New research published today in the Journal of the American Medical Association indicates that current EU guidelines on how and when to lower blood pressure for diabetes patients could increase the risk of stroke and diabetic eye disease.
In one of the most comprehensive systematic reviews of research in this area, researchers from The George Institute for Global Health, affiliated with the Oxford Martin School at Oxford University, are challenging recent changes to US and European guidelines that have relaxed previous recommendations of lower blood pressure targets in people with diabetes.
Globally, it is estimated that about 400 million people have diabetes, putting them at high risk of heart disease, stroke, kidney disease and eye disease. In the UK, where about 2.5 million people have the condition, diabetes is a leading cause of kidney disease and blindness.
Most guidelines around the world recommended that people with diabetes have their blood pressure reduced to below 130/80 mmHg, which is lower than the target of 140/90 mmHg generally recommended for people without diabetes. Last year influential guidelines in the US and Europe controversially relaxed the threshold for initiation of BP-lowering treatment from 130mm Hg to 140mm Hg in diabetes patients.
Urging for guidelines around the world to reflect the new findings, author Professor Kazem Rahimi of the George Institute United Kingdom and the University of Oxford said this research provides fundamental evidence about how blood pressure should be treated in people with diabetes.
He said: “Our review shows that people with diabetes who reached a systolic blood pressure below 130mmHg had about a 25% lower stroke risk compared with those with higher blood pressure levels. Our analyses indicate that lower blood pressure reduces risk of diabetic eye disease and early kidney disease too.”
“Unfortunately, recent US and EU changes to the guidelines will negatively impact the treatment options for people with diabetes in the UK. We urgently call for these recent changes to guidelines to be modified and for all guidelines around the world to consistently reflect the evidence, so that patients with diabetes can receive the best possible treatment.

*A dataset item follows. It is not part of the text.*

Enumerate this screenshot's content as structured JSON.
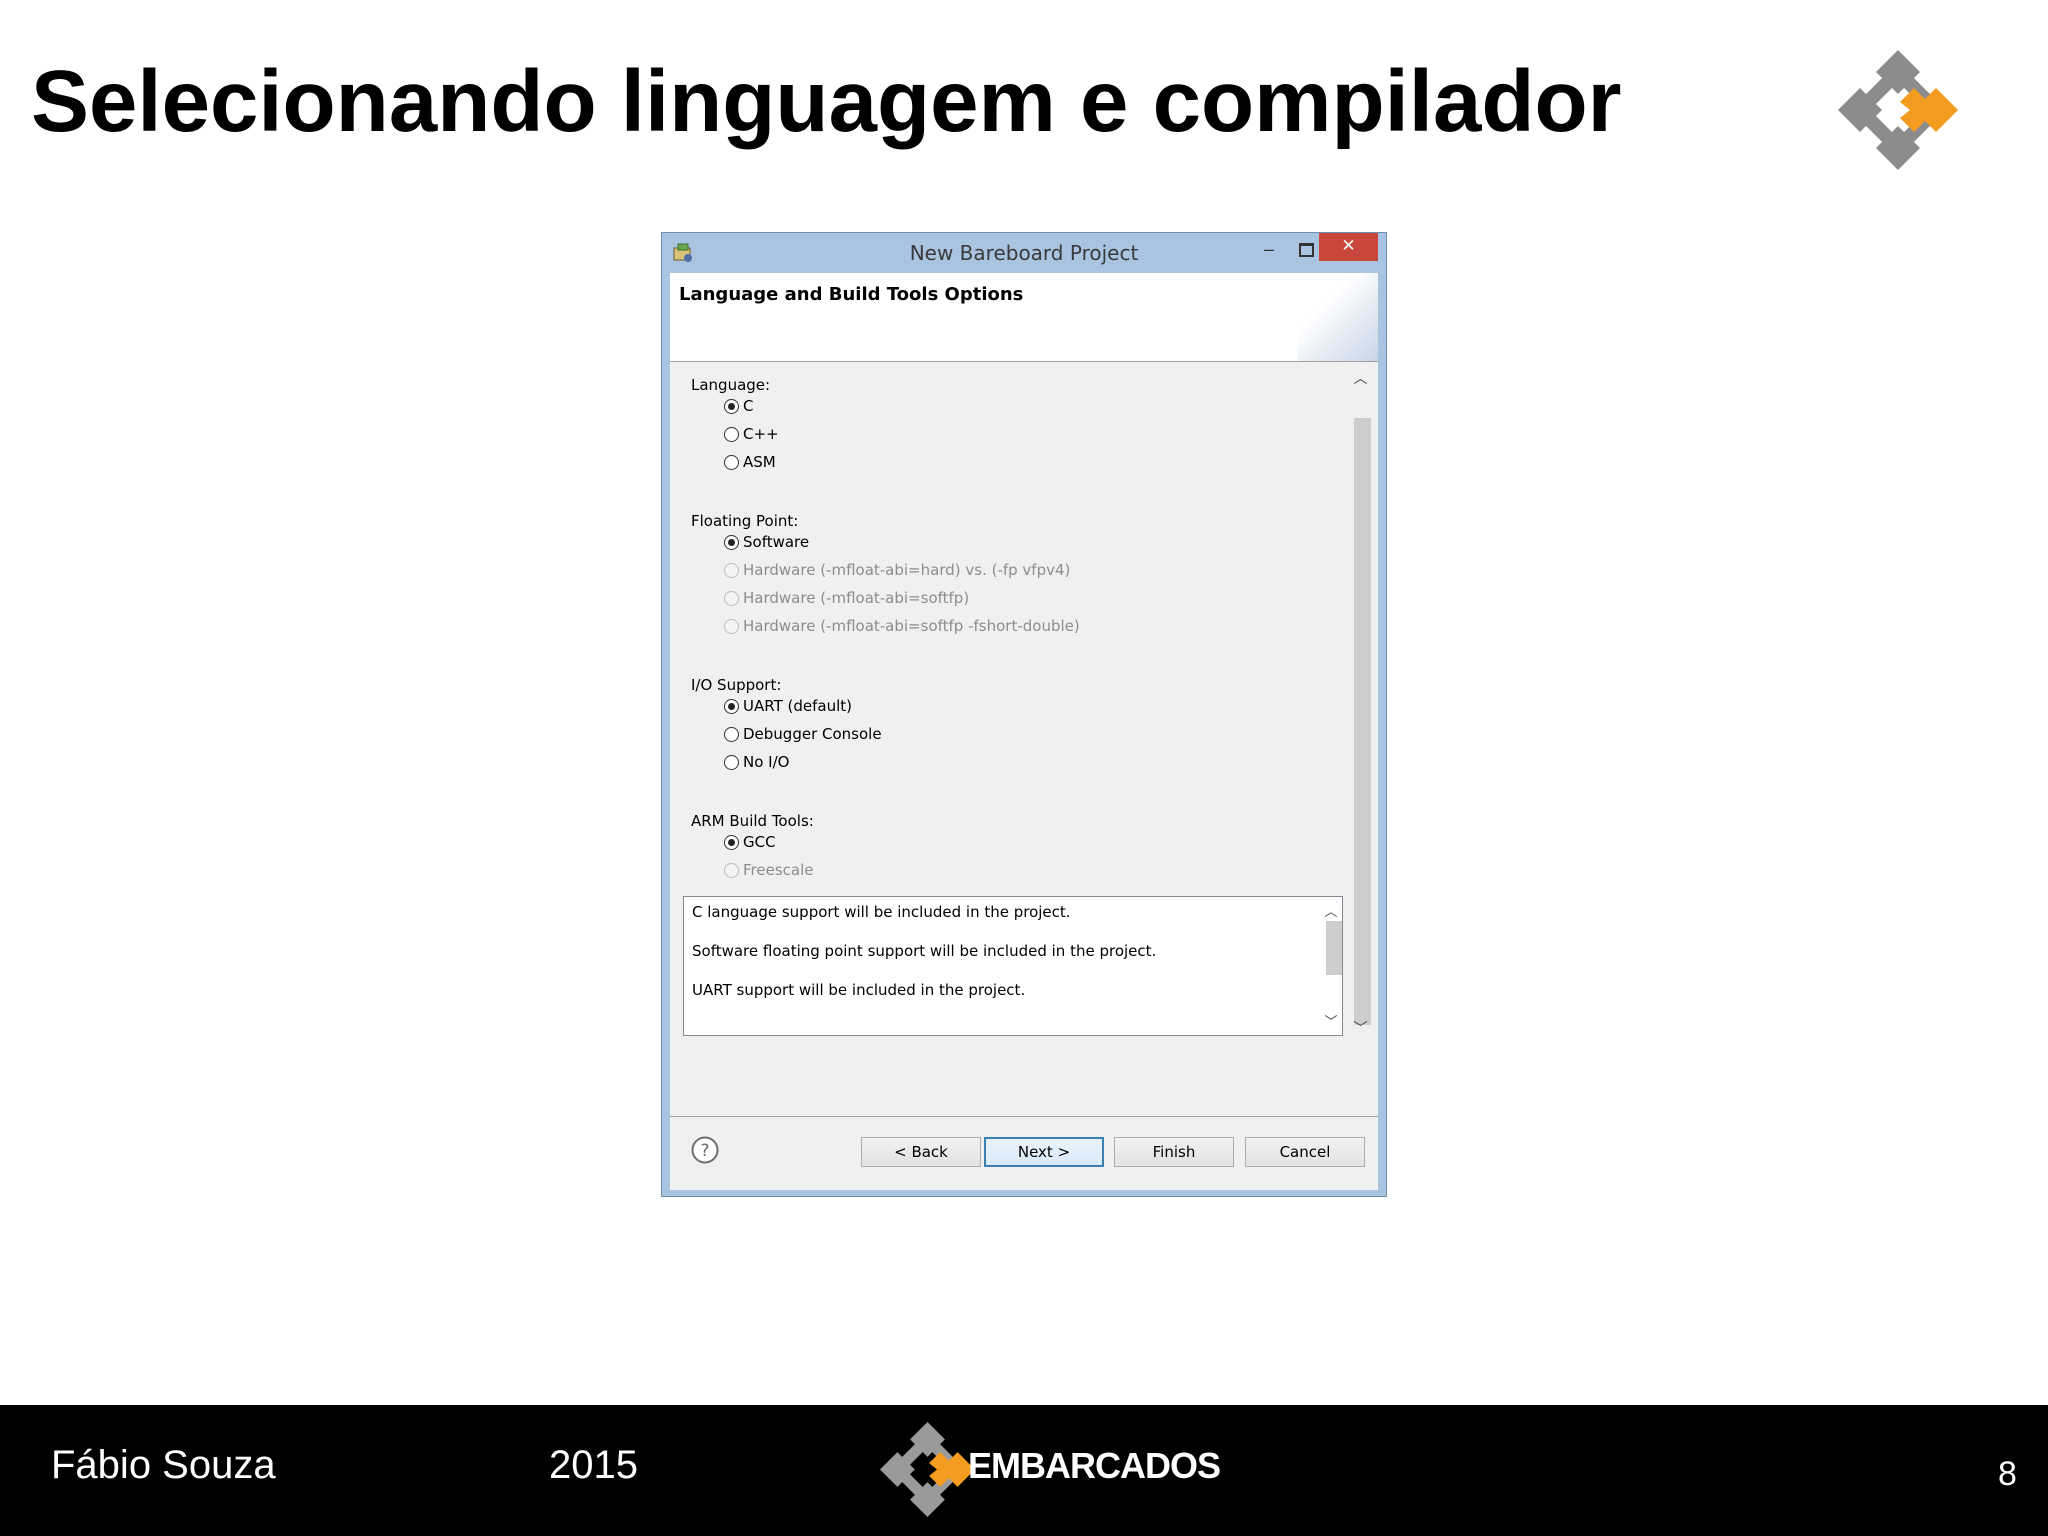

"When considering blood pressure targets in these patients, it is critical to make an individualised assessment of the balance between the benefits of more intensive treatment and any adverse effects of increasing medication,” says co-author of the paper and Chief Scientist of The George Institute for Global Health, Professor Anushka Patel. “This research indicates that many people with diabetes may have net benefits with more aggressive treatment.”
Blood pressure and diabetes expert, Professor Neil Poulter from Imperial College London said the increasing prevalence of diabetes globally and across Europe is an “unfolding nightmare” and that treatment recommendations need to reflect the best available evidence.
Professor Poulter, who was not involved in the study, said he was very pleased the review had been carried out. “I expect this study to influence guidelines for the treatment of people with diabetes, and for this to translate to appreciable effects on the health of people with diabetes.”
“I have been increasingly concerned about the trend to advocate higher blood pressure targets as reflected by recent changes to guidelines in Europe and the US; this study provides the evidence needed to reconsider this.”